(WORK ORDER): As the answer, give a copy of each line below that includes the word "this".

(EXCERPTED DATA):

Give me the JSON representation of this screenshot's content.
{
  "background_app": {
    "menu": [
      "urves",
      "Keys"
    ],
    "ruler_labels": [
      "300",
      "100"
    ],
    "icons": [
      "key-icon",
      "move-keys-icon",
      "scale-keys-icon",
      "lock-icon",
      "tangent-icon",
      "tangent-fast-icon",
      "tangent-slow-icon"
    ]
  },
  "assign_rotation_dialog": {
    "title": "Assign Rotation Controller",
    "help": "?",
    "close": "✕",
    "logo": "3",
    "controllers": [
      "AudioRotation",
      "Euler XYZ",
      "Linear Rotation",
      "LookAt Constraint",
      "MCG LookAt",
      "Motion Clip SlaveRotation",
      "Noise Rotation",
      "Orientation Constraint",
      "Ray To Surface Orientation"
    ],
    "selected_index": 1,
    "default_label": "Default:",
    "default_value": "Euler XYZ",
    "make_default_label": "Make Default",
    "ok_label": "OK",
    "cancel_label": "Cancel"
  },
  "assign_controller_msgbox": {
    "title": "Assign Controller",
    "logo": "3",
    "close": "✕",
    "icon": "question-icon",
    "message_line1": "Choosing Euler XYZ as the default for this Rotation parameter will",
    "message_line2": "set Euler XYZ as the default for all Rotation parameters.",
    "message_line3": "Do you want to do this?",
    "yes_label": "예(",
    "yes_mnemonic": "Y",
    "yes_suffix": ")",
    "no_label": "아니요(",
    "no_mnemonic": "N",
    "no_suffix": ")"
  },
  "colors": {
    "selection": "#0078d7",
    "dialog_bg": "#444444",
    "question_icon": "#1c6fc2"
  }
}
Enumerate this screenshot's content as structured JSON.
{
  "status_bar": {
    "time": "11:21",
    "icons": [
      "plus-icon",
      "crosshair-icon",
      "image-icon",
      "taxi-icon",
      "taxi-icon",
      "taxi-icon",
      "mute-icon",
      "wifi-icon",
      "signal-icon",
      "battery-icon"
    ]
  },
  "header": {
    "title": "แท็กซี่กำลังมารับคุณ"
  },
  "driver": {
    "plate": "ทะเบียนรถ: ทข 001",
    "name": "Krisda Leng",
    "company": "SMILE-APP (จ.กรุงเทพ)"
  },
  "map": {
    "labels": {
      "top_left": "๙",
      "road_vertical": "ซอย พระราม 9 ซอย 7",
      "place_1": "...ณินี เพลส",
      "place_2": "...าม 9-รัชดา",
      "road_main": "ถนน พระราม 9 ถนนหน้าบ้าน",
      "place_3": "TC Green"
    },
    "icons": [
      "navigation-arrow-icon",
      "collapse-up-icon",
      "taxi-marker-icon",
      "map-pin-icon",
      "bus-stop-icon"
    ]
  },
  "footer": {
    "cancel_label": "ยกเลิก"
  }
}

(FINISHED EXERCISE):
Give me the JSON representation of this screenshot's content.
    "message_line1": "Choosing Euler XYZ as the default for this Rotation parameter will",
    "message_line3": "Do you want to do this?",
Enumerate this screenshot's content as structured JSON.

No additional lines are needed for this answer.